What needs to be done ▸
In your reply, repeat the full listing exactly and leave each picture out.

** Opening Information shown block **

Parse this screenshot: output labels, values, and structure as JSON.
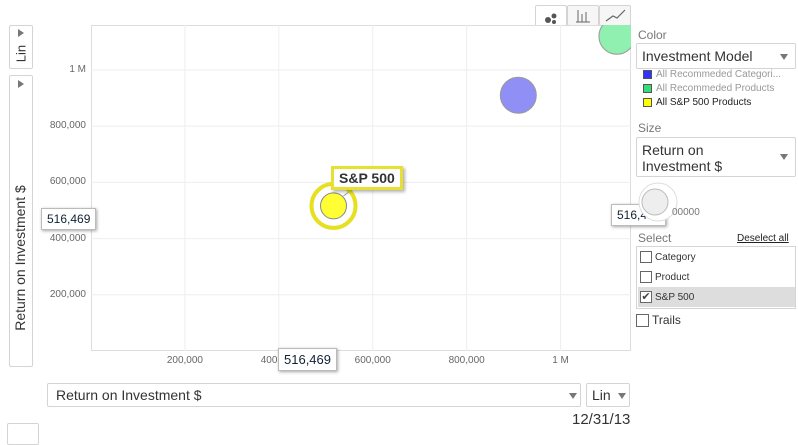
{
  "chart_data": {
    "type": "scatter",
    "xlabel": "Return on Investment $",
    "ylabel": "Return on Investment $",
    "x_ticks": [
      "200,000",
      "400,000",
      "600,000",
      "800,000",
      "1 M"
    ],
    "y_ticks": [
      "200,000",
      "400,000",
      "600,000",
      "800,000",
      "1 M"
    ],
    "xlim": [
      0,
      1150000
    ],
    "ylim": [
      0,
      1160000
    ],
    "points": [
      {
        "name": "All Recommeded Categories",
        "x": 910000,
        "y": 910000,
        "color": "#8f8ff5"
      },
      {
        "name": "All Recommeded Products",
        "x": 1120000,
        "y": 1120000,
        "color": "#8ff0b0"
      },
      {
        "name": "S&P 500",
        "x": 516469,
        "y": 516469,
        "color": "#ffff33",
        "selected": true
      }
    ]
  },
  "chart_ui": {
    "y_scale": "Lin",
    "x_scale": "Lin",
    "x_axis_select": "Return on Investment $",
    "y_value_box": "516,469",
    "x_value_box": "516,469",
    "right_value_box": "516,469",
    "tooltip": "S&P 500",
    "date": "12/31/13",
    "view_tabs": [
      "bubble-view-icon",
      "bar-view-icon",
      "line-view-icon"
    ]
  },
  "panel": {
    "color_title": "Color",
    "color_select": "Investment Model",
    "legend": [
      {
        "label": "All Recommeded Categori...",
        "color": "#3333ff",
        "dim": true
      },
      {
        "label": "All Recommeded Products",
        "color": "#33dd77",
        "dim": true
      },
      {
        "label": "All S&P 500 Products",
        "color": "#ffff00",
        "dim": false
      }
    ],
    "size_title": "Size",
    "size_select": "Return on Investment $",
    "size_value_partial": "00000",
    "select_title": "Select",
    "deselect_all": "Deselect all",
    "select_items": [
      {
        "label": "Category",
        "checked": false
      },
      {
        "label": "Product",
        "checked": false
      },
      {
        "label": "S&P 500",
        "checked": true
      }
    ],
    "trails_label": "Trails"
  }
}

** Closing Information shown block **

Solution ▸
Parse this screenshot: output labels, values, and structure as JSON.
{
  "chart_data": {
    "type": "scatter",
    "xlabel": "Return on Investment $",
    "ylabel": "Return on Investment $",
    "x_ticks": [
      "200,000",
      "400,000",
      "600,000",
      "800,000",
      "1 M"
    ],
    "y_ticks": [
      "200,000",
      "400,000",
      "600,000",
      "800,000",
      "1 M"
    ],
    "xlim": [
      0,
      1150000
    ],
    "ylim": [
      0,
      1160000
    ],
    "points": [
      {
        "name": "All Recommeded Categories",
        "x": 910000,
        "y": 910000,
        "color": "#8f8ff5"
      },
      {
        "name": "All Recommeded Products",
        "x": 1120000,
        "y": 1120000,
        "color": "#8ff0b0"
      },
      {
        "name": "S&P 500",
        "x": 516469,
        "y": 516469,
        "color": "#ffff33",
        "selected": true
      }
    ]
  },
  "chart_ui": {
    "y_scale": "Lin",
    "x_scale": "Lin",
    "x_axis_select": "Return on Investment $",
    "y_value_box": "516,469",
    "x_value_box": "516,469",
    "right_value_box": "516,469",
    "tooltip": "S&P 500",
    "date": "12/31/13",
    "view_tabs": [
      "bubble-view-icon",
      "bar-view-icon",
      "line-view-icon"
    ]
  },
  "panel": {
    "color_title": "Color",
    "color_select": "Investment Model",
    "legend": [
      {
        "label": "All Recommeded Categori...",
        "color": "#3333ff",
        "dim": true
      },
      {
        "label": "All Recommeded Products",
        "color": "#33dd77",
        "dim": true
      },
      {
        "label": "All S&P 500 Products",
        "color": "#ffff00",
        "dim": false
      }
    ],
    "size_title": "Size",
    "size_select": "Return on Investment $",
    "size_value_partial": "00000",
    "select_title": "Select",
    "deselect_all": "Deselect all",
    "select_items": [
      {
        "label": "Category",
        "checked": false
      },
      {
        "label": "Product",
        "checked": false
      },
      {
        "label": "S&P 500",
        "checked": true
      }
    ],
    "trails_label": "Trails"
  }
}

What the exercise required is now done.